* _GIVEN RECORDS_
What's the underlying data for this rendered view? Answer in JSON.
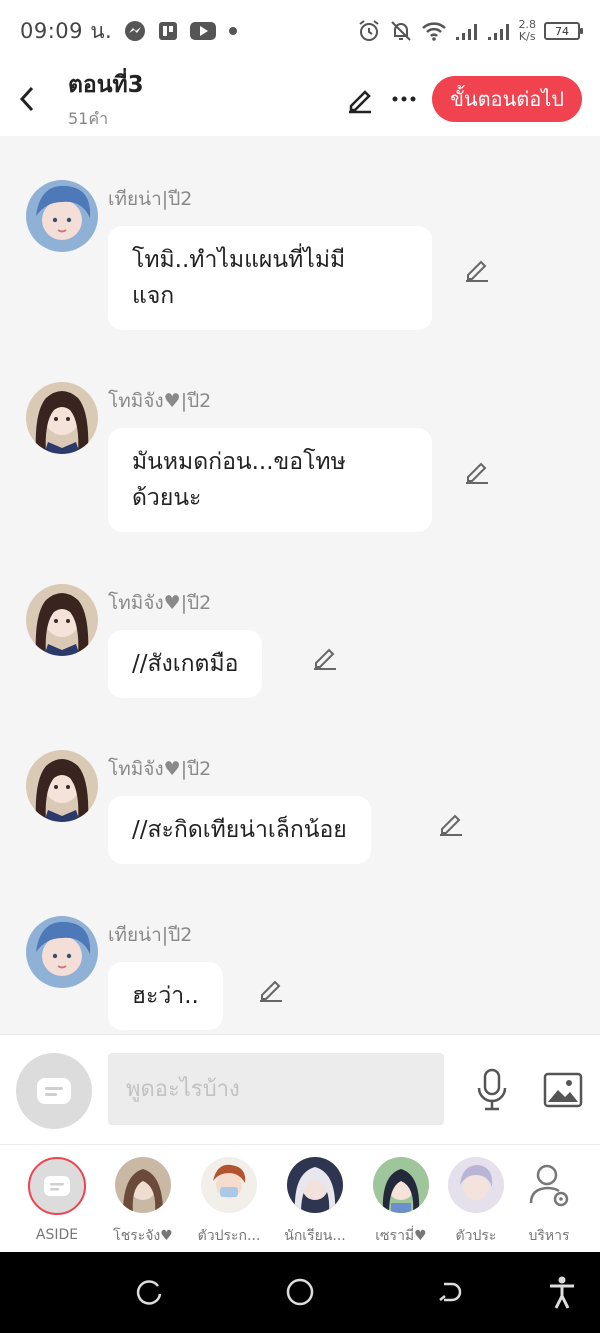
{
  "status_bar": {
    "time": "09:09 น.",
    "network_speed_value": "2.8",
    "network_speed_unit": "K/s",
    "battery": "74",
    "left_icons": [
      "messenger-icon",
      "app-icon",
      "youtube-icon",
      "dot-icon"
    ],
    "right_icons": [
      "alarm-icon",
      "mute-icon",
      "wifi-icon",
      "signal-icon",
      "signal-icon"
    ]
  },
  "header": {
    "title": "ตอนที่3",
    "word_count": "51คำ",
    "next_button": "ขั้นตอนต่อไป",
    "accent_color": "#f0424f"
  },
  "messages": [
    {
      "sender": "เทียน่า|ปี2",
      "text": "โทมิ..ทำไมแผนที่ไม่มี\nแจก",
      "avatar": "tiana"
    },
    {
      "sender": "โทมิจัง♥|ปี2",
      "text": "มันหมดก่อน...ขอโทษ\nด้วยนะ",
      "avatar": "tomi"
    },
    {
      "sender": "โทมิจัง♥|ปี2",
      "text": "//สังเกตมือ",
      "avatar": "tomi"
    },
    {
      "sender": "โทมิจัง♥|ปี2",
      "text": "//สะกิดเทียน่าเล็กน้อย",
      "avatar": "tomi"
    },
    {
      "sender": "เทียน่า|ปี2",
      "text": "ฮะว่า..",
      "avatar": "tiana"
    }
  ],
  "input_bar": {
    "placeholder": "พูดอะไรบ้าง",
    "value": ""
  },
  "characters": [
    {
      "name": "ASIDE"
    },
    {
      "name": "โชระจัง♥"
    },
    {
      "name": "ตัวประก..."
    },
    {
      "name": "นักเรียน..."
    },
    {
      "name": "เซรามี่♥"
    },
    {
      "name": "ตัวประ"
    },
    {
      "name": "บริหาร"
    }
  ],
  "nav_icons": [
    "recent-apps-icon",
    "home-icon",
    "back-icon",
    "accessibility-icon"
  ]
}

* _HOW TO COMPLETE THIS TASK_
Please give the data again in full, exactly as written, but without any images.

* _YOUR RESPONSE_
What's the underlying data for this rendered view? Answer in JSON.
{
  "status_bar": {
    "time": "09:09 น.",
    "network_speed_value": "2.8",
    "network_speed_unit": "K/s",
    "battery": "74",
    "left_icons": [
      "messenger-icon",
      "app-icon",
      "youtube-icon",
      "dot-icon"
    ],
    "right_icons": [
      "alarm-icon",
      "mute-icon",
      "wifi-icon",
      "signal-icon",
      "signal-icon"
    ]
  },
  "header": {
    "title": "ตอนที่3",
    "word_count": "51คำ",
    "next_button": "ขั้นตอนต่อไป",
    "accent_color": "#f0424f"
  },
  "messages": [
    {
      "sender": "เทียน่า|ปี2",
      "text": "โทมิ..ทำไมแผนที่ไม่มี\nแจก",
      "avatar": "tiana"
    },
    {
      "sender": "โทมิจัง♥|ปี2",
      "text": "มันหมดก่อน...ขอโทษ\nด้วยนะ",
      "avatar": "tomi"
    },
    {
      "sender": "โทมิจัง♥|ปี2",
      "text": "//สังเกตมือ",
      "avatar": "tomi"
    },
    {
      "sender": "โทมิจัง♥|ปี2",
      "text": "//สะกิดเทียน่าเล็กน้อย",
      "avatar": "tomi"
    },
    {
      "sender": "เทียน่า|ปี2",
      "text": "ฮะว่า..",
      "avatar": "tiana"
    }
  ],
  "input_bar": {
    "placeholder": "พูดอะไรบ้าง",
    "value": ""
  },
  "characters": [
    {
      "name": "ASIDE"
    },
    {
      "name": "โชระจัง♥"
    },
    {
      "name": "ตัวประก..."
    },
    {
      "name": "นักเรียน..."
    },
    {
      "name": "เซรามี่♥"
    },
    {
      "name": "ตัวประ"
    },
    {
      "name": "บริหาร"
    }
  ],
  "nav_icons": [
    "recent-apps-icon",
    "home-icon",
    "back-icon",
    "accessibility-icon"
  ]
}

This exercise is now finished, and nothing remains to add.